## What needs to be done
From the material beneath, pull every line with the word "cepillin".

[Opening Records for processing section]

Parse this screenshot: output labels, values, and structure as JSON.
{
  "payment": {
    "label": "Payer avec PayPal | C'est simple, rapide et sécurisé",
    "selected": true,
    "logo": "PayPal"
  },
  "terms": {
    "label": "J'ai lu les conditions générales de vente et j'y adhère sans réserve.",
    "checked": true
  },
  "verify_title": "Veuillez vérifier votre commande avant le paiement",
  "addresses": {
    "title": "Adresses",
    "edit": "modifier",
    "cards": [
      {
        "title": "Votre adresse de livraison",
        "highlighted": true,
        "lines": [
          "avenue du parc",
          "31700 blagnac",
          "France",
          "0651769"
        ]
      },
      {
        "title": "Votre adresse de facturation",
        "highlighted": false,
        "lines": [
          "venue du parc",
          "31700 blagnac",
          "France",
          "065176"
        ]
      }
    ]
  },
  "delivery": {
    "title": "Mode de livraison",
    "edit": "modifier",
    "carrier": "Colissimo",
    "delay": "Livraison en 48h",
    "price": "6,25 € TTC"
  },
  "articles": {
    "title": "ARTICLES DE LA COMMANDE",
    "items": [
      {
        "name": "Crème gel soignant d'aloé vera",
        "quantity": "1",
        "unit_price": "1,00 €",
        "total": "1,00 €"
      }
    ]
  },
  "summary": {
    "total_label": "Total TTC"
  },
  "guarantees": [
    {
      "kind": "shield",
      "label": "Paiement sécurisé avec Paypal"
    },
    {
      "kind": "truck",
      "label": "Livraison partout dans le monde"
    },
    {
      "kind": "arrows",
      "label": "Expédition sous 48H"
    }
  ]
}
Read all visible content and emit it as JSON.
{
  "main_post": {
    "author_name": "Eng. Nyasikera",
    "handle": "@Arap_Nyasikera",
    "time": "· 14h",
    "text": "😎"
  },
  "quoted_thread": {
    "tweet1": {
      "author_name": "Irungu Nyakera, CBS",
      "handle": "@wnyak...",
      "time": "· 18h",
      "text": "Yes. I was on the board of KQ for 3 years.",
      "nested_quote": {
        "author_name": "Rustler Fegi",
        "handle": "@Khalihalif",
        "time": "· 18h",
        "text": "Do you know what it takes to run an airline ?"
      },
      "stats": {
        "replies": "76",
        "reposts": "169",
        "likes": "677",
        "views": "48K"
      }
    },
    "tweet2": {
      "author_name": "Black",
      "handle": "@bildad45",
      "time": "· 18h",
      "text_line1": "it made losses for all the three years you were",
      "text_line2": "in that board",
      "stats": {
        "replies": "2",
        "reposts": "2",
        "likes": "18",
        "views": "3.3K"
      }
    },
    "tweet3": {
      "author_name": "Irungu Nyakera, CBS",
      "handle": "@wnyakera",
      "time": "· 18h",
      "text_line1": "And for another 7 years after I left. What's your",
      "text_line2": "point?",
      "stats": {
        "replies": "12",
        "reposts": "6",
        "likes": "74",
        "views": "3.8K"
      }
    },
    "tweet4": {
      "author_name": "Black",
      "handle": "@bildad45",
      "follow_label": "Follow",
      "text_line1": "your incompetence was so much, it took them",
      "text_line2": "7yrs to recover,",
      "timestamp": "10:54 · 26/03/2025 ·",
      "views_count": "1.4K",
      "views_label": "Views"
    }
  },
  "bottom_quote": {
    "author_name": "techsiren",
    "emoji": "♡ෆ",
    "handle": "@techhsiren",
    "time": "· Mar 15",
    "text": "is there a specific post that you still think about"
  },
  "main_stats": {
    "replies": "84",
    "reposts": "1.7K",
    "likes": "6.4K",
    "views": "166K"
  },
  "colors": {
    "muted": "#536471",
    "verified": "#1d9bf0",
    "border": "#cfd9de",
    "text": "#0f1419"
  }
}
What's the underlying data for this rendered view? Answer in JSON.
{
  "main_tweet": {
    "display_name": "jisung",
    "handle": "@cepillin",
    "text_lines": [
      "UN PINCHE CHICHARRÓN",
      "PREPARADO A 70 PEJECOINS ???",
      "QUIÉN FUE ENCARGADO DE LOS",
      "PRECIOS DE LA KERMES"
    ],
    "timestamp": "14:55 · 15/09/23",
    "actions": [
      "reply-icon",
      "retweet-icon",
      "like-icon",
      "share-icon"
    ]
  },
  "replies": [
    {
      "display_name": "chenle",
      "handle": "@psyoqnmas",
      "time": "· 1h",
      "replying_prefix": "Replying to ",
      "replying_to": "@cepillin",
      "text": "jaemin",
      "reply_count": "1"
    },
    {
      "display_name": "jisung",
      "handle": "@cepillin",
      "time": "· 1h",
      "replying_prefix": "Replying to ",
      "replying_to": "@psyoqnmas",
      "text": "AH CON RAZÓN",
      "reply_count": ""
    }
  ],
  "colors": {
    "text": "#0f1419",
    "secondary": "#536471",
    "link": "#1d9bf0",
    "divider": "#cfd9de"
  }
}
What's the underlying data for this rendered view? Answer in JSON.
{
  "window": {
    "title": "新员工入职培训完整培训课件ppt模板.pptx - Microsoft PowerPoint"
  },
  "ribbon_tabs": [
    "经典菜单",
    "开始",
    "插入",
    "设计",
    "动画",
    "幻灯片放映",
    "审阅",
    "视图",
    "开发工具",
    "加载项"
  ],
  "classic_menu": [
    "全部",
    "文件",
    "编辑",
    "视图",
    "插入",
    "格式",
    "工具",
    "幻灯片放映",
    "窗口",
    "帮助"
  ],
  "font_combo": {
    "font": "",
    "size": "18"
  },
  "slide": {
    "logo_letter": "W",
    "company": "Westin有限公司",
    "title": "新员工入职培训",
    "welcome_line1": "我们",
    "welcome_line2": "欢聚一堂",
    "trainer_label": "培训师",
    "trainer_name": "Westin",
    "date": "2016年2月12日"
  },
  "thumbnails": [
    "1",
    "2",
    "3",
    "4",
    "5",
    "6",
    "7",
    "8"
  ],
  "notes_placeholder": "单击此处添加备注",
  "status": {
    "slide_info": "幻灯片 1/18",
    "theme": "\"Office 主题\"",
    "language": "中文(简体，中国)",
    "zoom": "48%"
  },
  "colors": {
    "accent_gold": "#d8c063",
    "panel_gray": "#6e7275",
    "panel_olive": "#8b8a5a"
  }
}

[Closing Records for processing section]

## Answer space
    "handle": "@cepillin",
      "replying_to": "@cepillin",
      "handle": "@cepillin",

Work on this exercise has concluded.